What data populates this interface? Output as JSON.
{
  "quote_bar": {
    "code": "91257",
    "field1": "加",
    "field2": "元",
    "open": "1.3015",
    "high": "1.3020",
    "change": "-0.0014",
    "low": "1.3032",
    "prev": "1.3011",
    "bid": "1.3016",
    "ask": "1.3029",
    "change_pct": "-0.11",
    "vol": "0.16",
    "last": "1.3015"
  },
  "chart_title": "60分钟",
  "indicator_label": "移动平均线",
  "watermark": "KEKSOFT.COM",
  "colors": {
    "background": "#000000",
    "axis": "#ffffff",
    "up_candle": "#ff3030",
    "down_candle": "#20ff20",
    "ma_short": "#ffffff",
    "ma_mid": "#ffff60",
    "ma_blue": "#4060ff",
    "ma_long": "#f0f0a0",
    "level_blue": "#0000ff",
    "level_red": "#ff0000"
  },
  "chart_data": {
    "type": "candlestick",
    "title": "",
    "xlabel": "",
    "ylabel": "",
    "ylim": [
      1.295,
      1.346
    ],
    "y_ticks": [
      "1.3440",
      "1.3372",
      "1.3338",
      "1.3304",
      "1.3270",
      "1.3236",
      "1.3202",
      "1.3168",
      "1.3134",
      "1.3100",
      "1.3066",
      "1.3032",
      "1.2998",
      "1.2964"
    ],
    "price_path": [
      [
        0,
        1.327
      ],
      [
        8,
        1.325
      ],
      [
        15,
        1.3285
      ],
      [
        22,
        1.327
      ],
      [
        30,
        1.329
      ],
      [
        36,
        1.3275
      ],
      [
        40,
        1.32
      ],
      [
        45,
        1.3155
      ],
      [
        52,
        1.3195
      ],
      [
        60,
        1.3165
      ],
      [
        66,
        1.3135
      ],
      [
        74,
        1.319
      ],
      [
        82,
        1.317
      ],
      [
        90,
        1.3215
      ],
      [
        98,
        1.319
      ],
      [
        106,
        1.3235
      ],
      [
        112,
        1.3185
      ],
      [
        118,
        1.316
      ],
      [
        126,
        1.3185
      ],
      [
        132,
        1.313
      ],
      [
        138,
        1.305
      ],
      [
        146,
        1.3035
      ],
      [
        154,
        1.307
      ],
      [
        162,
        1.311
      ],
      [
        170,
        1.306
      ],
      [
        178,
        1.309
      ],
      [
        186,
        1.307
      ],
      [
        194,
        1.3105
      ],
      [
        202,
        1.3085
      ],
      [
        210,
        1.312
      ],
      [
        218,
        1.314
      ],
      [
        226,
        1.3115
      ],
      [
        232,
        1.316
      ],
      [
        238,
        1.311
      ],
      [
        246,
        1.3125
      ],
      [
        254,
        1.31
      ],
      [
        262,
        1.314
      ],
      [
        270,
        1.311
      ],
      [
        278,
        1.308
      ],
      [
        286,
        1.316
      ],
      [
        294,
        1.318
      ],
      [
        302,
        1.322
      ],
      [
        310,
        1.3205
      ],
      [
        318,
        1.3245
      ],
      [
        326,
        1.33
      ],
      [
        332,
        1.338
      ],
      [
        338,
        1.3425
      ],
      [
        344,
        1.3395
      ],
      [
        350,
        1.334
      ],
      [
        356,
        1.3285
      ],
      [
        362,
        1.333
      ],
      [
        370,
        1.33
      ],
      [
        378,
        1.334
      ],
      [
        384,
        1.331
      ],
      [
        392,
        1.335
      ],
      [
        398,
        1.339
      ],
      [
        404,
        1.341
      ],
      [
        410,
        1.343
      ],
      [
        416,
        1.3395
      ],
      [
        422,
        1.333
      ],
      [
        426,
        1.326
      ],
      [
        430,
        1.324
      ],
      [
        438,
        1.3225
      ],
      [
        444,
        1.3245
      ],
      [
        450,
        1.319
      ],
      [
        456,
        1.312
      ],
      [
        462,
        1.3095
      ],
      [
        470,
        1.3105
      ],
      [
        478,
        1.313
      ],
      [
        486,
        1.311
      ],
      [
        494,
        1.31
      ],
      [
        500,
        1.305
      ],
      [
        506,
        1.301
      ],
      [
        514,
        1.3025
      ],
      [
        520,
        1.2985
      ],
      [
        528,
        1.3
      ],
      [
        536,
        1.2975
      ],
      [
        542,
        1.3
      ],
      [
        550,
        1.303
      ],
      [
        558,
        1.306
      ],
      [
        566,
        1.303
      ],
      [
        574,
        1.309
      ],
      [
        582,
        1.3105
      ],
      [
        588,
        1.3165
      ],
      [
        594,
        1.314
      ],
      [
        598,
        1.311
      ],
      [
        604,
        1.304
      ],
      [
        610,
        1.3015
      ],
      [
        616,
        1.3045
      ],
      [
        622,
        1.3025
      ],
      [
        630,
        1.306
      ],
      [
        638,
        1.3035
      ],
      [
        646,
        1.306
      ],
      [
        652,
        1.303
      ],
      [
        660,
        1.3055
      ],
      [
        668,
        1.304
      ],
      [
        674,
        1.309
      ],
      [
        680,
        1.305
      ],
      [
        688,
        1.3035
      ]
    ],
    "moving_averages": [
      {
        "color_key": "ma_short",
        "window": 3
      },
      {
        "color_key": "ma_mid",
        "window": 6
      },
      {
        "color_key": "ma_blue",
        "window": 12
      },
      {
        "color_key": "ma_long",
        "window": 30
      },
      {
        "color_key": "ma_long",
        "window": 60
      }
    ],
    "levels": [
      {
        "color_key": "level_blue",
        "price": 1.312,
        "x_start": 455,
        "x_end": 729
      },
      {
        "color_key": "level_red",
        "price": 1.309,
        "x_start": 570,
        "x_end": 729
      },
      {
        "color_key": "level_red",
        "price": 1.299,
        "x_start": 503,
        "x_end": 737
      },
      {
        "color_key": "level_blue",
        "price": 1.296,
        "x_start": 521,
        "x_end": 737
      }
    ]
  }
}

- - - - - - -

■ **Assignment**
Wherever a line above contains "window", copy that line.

■ **Your response**
        "window": 3
        "window": 6
        "window": 12
        "window": 30
        "window": 60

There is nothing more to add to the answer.